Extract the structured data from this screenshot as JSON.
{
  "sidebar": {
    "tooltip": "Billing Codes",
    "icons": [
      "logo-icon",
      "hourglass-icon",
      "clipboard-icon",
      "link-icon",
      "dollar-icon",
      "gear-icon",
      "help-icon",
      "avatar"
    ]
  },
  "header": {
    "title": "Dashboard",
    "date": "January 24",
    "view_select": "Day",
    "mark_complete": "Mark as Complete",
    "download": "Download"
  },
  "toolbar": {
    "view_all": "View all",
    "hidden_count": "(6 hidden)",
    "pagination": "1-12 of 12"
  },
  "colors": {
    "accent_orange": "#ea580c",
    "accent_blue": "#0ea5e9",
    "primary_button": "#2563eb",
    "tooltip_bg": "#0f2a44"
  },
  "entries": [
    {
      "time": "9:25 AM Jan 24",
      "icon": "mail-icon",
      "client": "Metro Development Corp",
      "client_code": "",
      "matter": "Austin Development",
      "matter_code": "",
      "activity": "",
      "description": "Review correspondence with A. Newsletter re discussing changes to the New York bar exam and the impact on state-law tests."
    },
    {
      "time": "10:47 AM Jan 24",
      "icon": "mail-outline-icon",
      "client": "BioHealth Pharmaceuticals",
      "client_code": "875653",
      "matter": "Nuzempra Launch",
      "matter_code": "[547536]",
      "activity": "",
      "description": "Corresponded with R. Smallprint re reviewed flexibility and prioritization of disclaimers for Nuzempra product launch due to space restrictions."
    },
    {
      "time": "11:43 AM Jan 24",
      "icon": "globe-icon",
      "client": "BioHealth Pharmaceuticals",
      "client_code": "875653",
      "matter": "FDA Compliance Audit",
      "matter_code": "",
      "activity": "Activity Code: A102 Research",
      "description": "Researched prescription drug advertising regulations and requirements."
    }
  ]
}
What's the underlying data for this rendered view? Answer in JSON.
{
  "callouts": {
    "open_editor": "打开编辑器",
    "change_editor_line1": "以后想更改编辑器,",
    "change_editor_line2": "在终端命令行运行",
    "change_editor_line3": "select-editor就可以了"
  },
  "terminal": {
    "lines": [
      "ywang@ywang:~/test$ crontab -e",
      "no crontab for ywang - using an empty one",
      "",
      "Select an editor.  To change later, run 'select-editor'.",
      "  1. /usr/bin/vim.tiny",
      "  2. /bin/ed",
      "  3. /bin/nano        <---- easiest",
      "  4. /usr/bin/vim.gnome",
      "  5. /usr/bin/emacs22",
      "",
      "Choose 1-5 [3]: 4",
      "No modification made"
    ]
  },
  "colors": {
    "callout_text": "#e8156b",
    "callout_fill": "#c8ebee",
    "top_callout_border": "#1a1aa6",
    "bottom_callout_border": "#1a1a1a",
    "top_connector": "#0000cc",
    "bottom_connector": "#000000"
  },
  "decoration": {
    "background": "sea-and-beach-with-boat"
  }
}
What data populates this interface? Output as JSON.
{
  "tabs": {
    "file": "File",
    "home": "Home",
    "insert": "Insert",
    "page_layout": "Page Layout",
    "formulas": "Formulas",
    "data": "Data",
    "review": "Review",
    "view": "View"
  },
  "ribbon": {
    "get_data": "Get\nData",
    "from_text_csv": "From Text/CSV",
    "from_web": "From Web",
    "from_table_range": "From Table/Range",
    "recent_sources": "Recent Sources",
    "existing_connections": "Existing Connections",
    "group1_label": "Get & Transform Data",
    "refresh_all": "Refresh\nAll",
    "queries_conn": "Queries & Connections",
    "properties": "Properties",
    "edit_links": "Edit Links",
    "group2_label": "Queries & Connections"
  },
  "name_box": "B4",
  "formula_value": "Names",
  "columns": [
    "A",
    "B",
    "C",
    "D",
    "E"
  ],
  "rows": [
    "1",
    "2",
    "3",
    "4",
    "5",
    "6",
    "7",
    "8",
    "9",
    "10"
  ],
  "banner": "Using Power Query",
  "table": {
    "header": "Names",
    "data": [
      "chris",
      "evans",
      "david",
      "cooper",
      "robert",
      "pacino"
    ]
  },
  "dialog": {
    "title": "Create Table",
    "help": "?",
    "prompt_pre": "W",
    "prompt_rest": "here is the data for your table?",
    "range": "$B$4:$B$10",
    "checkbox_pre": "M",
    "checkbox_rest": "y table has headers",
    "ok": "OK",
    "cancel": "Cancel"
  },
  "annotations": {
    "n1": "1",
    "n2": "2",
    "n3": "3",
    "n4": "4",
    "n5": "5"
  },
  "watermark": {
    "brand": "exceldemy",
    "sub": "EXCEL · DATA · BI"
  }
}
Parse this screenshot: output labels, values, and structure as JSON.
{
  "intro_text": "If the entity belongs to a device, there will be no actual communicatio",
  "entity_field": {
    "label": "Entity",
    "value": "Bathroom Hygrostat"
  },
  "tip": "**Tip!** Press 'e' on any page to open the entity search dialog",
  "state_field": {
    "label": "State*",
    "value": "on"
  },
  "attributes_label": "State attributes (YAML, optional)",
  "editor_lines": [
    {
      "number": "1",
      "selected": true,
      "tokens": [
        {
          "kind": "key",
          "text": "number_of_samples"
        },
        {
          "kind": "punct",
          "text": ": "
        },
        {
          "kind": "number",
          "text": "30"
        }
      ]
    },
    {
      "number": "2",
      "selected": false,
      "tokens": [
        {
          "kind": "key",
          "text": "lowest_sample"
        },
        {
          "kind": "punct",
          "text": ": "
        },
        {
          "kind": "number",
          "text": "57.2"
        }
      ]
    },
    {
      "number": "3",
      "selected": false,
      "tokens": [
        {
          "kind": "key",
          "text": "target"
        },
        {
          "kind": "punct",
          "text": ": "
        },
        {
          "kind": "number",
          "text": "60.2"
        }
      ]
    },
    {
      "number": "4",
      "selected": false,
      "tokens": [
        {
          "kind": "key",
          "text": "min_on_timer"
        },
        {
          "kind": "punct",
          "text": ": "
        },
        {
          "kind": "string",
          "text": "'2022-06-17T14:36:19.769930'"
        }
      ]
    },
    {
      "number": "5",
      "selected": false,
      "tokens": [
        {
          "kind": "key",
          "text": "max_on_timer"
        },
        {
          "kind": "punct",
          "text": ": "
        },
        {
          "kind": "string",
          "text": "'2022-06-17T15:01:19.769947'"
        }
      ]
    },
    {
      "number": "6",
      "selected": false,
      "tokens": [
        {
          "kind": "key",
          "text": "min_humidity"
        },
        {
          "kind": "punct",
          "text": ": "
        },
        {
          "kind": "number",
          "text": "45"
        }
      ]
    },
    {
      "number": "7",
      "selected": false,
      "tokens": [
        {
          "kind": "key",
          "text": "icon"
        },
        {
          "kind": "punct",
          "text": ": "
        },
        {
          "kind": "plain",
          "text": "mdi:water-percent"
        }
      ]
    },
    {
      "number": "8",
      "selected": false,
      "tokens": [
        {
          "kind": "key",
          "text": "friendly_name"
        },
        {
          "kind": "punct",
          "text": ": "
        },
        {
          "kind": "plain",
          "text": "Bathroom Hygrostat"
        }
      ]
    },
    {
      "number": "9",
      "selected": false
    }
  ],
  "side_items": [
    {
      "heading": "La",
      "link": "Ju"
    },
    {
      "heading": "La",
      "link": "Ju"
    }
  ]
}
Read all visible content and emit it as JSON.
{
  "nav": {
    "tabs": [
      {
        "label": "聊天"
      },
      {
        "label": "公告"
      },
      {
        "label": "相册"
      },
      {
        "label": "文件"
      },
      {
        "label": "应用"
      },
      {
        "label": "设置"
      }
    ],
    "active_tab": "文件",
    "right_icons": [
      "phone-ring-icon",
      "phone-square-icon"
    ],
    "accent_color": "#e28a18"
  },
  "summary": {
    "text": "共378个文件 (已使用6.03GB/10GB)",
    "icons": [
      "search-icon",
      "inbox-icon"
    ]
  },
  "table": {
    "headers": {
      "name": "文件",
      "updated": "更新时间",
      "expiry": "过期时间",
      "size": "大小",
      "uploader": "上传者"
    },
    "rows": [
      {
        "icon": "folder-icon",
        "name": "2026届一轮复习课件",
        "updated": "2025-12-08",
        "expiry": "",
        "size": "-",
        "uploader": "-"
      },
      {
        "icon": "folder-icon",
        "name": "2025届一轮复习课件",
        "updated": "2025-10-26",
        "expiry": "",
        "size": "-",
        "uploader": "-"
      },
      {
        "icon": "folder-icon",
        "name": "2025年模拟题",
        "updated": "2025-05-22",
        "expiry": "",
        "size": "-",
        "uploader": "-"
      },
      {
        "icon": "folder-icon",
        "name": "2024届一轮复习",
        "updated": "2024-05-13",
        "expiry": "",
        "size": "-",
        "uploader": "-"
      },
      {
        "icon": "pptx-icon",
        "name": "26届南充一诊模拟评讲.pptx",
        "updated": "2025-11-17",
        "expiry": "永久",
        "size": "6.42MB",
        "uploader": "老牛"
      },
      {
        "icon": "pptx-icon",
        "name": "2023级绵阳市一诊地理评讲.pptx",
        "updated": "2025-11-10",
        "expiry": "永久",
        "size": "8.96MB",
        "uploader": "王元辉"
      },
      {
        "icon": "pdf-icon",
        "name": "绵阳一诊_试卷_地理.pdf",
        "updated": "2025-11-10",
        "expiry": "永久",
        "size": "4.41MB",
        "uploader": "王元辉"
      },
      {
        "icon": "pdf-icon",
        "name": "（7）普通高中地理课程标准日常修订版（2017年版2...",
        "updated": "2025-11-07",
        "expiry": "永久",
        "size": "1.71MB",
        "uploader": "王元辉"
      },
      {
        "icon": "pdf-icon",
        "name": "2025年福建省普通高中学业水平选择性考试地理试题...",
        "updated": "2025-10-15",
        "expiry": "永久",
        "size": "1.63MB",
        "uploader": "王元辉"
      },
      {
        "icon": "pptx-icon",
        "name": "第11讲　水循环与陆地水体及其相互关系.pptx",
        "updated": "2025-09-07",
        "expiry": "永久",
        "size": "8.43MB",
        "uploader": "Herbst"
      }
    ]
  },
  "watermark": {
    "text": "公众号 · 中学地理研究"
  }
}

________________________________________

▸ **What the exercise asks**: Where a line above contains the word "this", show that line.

▸ **Exercise answer**:
Extract the structured data from this screenshot as JSON.
What's the underlying data for this rendered view? Answer in JSON.
What data populates this interface? Output as JSON.
Parse this screenshot: output labels, values, and structure as JSON.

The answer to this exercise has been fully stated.